It's easy for you and I to sit back and say "That's an obvious scam" but it's not obvious sometimes, when you're tired and don't expect someone to call and threaten you. Once your amygdala fear response kicks in, your reasoning declines dramatically.
So just remember -- just like money never calls you on the phone, only scammers demand payment in gift card codes.
Never buy a gift card because someone threatened you! (Unless it's your wife.)
Scammers demand gift cards | Consumer Information
The short answer to "How do criminals steal from the elderly?" is "by phone, mostly."
And new phone-based payment services that let you send money to others without even leaving your house make it crucial that you remember this key survival rule:
MONEY NEVER CALLS YOU ON THE PHONE.
And if you think you've found the exception to this rule, call an attorney or a trusted friend with good sense to discuss the offer before you do ANYTHING that the caller suggests. If you have truly found the exception to the rule, it'll wait for you to conduct a thorough investigation.
If you feel ANY pressure to seize the opportunity at all, that's the clearest sign of all that it's a SCAM.
Remember, the phone and internet means just one thing for sure:
Every criminal in the entire world is just one click or phonecall away from you.

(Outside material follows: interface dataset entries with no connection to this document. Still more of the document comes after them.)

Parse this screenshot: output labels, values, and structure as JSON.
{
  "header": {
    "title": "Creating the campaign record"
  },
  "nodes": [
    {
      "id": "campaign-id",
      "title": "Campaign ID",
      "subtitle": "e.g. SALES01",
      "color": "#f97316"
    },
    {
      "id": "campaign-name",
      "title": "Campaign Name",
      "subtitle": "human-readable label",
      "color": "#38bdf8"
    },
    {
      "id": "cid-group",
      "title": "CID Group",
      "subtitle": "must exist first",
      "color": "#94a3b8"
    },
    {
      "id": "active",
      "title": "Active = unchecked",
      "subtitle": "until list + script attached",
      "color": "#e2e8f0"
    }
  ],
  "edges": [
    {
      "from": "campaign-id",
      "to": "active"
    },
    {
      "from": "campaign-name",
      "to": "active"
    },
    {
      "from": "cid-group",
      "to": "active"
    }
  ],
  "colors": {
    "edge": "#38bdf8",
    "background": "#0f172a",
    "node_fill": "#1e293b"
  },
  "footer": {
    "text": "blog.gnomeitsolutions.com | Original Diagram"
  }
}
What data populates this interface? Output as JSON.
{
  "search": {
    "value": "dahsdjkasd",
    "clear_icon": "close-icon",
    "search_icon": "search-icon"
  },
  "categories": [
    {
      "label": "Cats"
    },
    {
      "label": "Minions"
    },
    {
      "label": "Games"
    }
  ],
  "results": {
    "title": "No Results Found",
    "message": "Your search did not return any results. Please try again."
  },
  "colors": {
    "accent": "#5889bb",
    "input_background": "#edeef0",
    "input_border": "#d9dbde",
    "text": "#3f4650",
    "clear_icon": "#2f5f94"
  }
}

In years past, you pretty much only did business with people nearby; now you can be ripped off by someone from a country you can't even pronounce just as easily as by someone who calls you from a boiler-room scam operation in your own hometown.
How Criminal Steal $37 billion a year from the elderly
John Gear is a Salem attorney in solo practice